=== Exercise inputs ===
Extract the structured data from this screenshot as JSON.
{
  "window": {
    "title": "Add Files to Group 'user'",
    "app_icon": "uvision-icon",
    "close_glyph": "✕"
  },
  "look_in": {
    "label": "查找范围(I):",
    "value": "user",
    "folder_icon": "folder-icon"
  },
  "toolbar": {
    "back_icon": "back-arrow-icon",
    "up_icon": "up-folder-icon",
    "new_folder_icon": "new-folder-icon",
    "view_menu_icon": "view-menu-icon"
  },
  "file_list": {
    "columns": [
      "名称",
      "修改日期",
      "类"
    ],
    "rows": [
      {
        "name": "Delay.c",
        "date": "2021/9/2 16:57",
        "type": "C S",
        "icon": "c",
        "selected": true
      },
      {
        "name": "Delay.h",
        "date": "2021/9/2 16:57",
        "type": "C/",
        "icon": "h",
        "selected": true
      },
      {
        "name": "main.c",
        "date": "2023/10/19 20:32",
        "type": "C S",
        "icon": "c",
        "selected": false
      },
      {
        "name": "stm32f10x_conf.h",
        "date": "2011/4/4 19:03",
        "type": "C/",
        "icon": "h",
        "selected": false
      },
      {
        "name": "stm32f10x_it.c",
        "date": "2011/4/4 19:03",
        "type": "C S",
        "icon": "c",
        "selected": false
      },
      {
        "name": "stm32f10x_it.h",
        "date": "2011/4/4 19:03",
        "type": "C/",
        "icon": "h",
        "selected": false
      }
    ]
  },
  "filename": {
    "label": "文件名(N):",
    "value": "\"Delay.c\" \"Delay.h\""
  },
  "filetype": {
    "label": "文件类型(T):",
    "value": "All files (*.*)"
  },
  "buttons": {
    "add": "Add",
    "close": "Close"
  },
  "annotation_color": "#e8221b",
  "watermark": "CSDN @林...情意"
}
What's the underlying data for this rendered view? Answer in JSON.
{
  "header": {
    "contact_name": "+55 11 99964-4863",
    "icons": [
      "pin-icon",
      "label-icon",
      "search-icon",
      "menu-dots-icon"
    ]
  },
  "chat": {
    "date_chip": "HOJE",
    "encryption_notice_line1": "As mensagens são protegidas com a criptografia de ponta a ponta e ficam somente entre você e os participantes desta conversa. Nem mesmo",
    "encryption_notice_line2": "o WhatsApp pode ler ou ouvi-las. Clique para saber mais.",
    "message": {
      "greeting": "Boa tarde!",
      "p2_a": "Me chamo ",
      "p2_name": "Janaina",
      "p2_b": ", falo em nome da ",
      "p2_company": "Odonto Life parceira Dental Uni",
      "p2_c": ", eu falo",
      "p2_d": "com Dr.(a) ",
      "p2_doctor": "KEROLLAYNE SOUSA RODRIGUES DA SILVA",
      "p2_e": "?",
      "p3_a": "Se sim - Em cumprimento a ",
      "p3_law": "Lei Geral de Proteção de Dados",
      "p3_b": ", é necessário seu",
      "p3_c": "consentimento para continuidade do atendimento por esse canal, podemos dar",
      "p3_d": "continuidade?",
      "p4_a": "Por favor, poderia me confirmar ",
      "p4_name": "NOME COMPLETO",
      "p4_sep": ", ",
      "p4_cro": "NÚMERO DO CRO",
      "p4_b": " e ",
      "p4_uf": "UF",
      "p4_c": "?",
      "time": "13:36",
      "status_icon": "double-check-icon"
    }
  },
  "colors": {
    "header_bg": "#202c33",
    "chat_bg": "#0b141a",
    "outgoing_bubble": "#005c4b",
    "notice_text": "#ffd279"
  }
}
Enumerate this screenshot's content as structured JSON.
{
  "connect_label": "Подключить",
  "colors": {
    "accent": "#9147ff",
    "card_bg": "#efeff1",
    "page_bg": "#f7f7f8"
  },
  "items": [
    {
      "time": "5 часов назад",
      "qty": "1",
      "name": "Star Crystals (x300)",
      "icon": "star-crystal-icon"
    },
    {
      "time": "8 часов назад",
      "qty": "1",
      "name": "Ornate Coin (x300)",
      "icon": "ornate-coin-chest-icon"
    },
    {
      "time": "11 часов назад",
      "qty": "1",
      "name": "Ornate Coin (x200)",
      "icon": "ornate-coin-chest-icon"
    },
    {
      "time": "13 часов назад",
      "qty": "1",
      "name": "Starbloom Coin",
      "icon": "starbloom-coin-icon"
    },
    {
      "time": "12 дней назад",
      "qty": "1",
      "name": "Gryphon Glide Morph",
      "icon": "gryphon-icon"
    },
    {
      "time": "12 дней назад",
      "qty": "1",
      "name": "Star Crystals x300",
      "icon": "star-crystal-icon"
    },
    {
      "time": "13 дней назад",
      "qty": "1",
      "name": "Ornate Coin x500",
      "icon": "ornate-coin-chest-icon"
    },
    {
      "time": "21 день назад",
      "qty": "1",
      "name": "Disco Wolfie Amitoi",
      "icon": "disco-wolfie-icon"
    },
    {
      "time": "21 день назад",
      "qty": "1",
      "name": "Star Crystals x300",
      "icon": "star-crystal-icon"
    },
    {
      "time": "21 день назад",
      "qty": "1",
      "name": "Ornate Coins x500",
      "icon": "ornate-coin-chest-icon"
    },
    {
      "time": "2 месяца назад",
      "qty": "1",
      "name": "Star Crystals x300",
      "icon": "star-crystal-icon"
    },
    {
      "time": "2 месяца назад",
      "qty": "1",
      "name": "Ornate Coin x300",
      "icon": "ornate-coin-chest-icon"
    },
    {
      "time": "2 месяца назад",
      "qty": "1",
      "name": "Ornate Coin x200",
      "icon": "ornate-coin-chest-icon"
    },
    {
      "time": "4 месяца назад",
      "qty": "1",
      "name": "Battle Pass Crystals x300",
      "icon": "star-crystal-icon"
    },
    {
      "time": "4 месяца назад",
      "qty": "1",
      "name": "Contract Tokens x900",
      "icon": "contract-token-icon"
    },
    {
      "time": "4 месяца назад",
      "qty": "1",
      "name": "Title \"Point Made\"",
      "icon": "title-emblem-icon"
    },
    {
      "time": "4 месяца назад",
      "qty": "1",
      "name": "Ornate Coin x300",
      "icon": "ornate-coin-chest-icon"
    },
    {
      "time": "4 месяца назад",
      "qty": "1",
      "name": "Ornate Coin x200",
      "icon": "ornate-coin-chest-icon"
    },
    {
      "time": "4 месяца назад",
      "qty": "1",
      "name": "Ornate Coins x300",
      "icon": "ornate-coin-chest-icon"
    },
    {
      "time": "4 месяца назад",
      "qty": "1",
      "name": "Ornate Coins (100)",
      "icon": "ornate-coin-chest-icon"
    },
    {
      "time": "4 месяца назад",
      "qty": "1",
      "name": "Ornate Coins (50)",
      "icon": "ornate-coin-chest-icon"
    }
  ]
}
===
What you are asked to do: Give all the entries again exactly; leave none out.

Finished exercise:
Extract the structured data from this screenshot as JSON.
{
  "window": {
    "title": "Add Files to Group 'user'",
    "app_icon": "uvision-icon",
    "close_glyph": "✕"
  },
  "look_in": {
    "label": "查找范围(I):",
    "value": "user",
    "folder_icon": "folder-icon"
  },
  "toolbar": {
    "back_icon": "back-arrow-icon",
    "up_icon": "up-folder-icon",
    "new_folder_icon": "new-folder-icon",
    "view_menu_icon": "view-menu-icon"
  },
  "file_list": {
    "columns": [
      "名称",
      "修改日期",
      "类"
    ],
    "rows": [
      {
        "name": "Delay.c",
        "date": "2021/9/2 16:57",
        "type": "C S",
        "icon": "c",
        "selected": true
      },
      {
        "name": "Delay.h",
        "date": "2021/9/2 16:57",
        "type": "C/",
        "icon": "h",
        "selected": true
      },
      {
        "name": "main.c",
        "date": "2023/10/19 20:32",
        "type": "C S",
        "icon": "c",
        "selected": false
      },
      {
        "name": "stm32f10x_conf.h",
        "date": "2011/4/4 19:03",
        "type": "C/",
        "icon": "h",
        "selected": false
      },
      {
        "name": "stm32f10x_it.c",
        "date": "2011/4/4 19:03",
        "type": "C S",
        "icon": "c",
        "selected": false
      },
      {
        "name": "stm32f10x_it.h",
        "date": "2011/4/4 19:03",
        "type": "C/",
        "icon": "h",
        "selected": false
      }
    ]
  },
  "filename": {
    "label": "文件名(N):",
    "value": "\"Delay.c\" \"Delay.h\""
  },
  "filetype": {
    "label": "文件类型(T):",
    "value": "All files (*.*)"
  },
  "buttons": {
    "add": "Add",
    "close": "Close"
  },
  "annotation_color": "#e8221b",
  "watermark": "CSDN @林...情意"
}
What's the underlying data for this rendered view? Answer in JSON.
{
  "header": {
    "contact_name": "+55 11 99964-4863",
    "icons": [
      "pin-icon",
      "label-icon",
      "search-icon",
      "menu-dots-icon"
    ]
  },
  "chat": {
    "date_chip": "HOJE",
    "encryption_notice_line1": "As mensagens são protegidas com a criptografia de ponta a ponta e ficam somente entre você e os participantes desta conversa. Nem mesmo",
    "encryption_notice_line2": "o WhatsApp pode ler ou ouvi-las. Clique para saber mais.",
    "message": {
      "greeting": "Boa tarde!",
      "p2_a": "Me chamo ",
      "p2_name": "Janaina",
      "p2_b": ", falo em nome da ",
      "p2_company": "Odonto Life parceira Dental Uni",
      "p2_c": ", eu falo",
      "p2_d": "com Dr.(a) ",
      "p2_doctor": "KEROLLAYNE SOUSA RODRIGUES DA SILVA",
      "p2_e": "?",
      "p3_a": "Se sim - Em cumprimento a ",
      "p3_law": "Lei Geral de Proteção de Dados",
      "p3_b": ", é necessário seu",
      "p3_c": "consentimento para continuidade do atendimento por esse canal, podemos dar",
      "p3_d": "continuidade?",
      "p4_a": "Por favor, poderia me confirmar ",
      "p4_name": "NOME COMPLETO",
      "p4_sep": ", ",
      "p4_cro": "NÚMERO DO CRO",
      "p4_b": " e ",
      "p4_uf": "UF",
      "p4_c": "?",
      "time": "13:36",
      "status_icon": "double-check-icon"
    }
  },
  "colors": {
    "header_bg": "#202c33",
    "chat_bg": "#0b141a",
    "outgoing_bubble": "#005c4b",
    "notice_text": "#ffd279"
  }
}
Enumerate this screenshot's content as structured JSON.
{
  "connect_label": "Подключить",
  "colors": {
    "accent": "#9147ff",
    "card_bg": "#efeff1",
    "page_bg": "#f7f7f8"
  },
  "items": [
    {
      "time": "5 часов назад",
      "qty": "1",
      "name": "Star Crystals (x300)",
      "icon": "star-crystal-icon"
    },
    {
      "time": "8 часов назад",
      "qty": "1",
      "name": "Ornate Coin (x300)",
      "icon": "ornate-coin-chest-icon"
    },
    {
      "time": "11 часов назад",
      "qty": "1",
      "name": "Ornate Coin (x200)",
      "icon": "ornate-coin-chest-icon"
    },
    {
      "time": "13 часов назад",
      "qty": "1",
      "name": "Starbloom Coin",
      "icon": "starbloom-coin-icon"
    },
    {
      "time": "12 дней назад",
      "qty": "1",
      "name": "Gryphon Glide Morph",
      "icon": "gryphon-icon"
    },
    {
      "time": "12 дней назад",
      "qty": "1",
      "name": "Star Crystals x300",
      "icon": "star-crystal-icon"
    },
    {
      "time": "13 дней назад",
      "qty": "1",
      "name": "Ornate Coin x500",
      "icon": "ornate-coin-chest-icon"
    },
    {
      "time": "21 день назад",
      "qty": "1",
      "name": "Disco Wolfie Amitoi",
      "icon": "disco-wolfie-icon"
    },
    {
      "time": "21 день назад",
      "qty": "1",
      "name": "Star Crystals x300",
      "icon": "star-crystal-icon"
    },
    {
      "time": "21 день назад",
      "qty": "1",
      "name": "Ornate Coins x500",
      "icon": "ornate-coin-chest-icon"
    },
    {
      "time": "2 месяца назад",
      "qty": "1",
      "name": "Star Crystals x300",
      "icon": "star-crystal-icon"
    },
    {
      "time": "2 месяца назад",
      "qty": "1",
      "name": "Ornate Coin x300",
      "icon": "ornate-coin-chest-icon"
    },
    {
      "time": "2 месяца назад",
      "qty": "1",
      "name": "Ornate Coin x200",
      "icon": "ornate-coin-chest-icon"
    },
    {
      "time": "4 месяца назад",
      "qty": "1",
      "name": "Battle Pass Crystals x300",
      "icon": "star-crystal-icon"
    },
    {
      "time": "4 месяца назад",
      "qty": "1",
      "name": "Contract Tokens x900",
      "icon": "contract-token-icon"
    },
    {
      "time": "4 месяца назад",
      "qty": "1",
      "name": "Title \"Point Made\"",
      "icon": "title-emblem-icon"
    },
    {
      "time": "4 месяца назад",
      "qty": "1",
      "name": "Ornate Coin x300",
      "icon": "ornate-coin-chest-icon"
    },
    {
      "time": "4 месяца назад",
      "qty": "1",
      "name": "Ornate Coin x200",
      "icon": "ornate-coin-chest-icon"
    },
    {
      "time": "4 месяца назад",
      "qty": "1",
      "name": "Ornate Coins x300",
      "icon": "ornate-coin-chest-icon"
    },
    {
      "time": "4 месяца назад",
      "qty": "1",
      "name": "Ornate Coins (100)",
      "icon": "ornate-coin-chest-icon"
    },
    {
      "time": "4 месяца назад",
      "qty": "1",
      "name": "Ornate Coins (50)",
      "icon": "ornate-coin-chest-icon"
    }
  ]
}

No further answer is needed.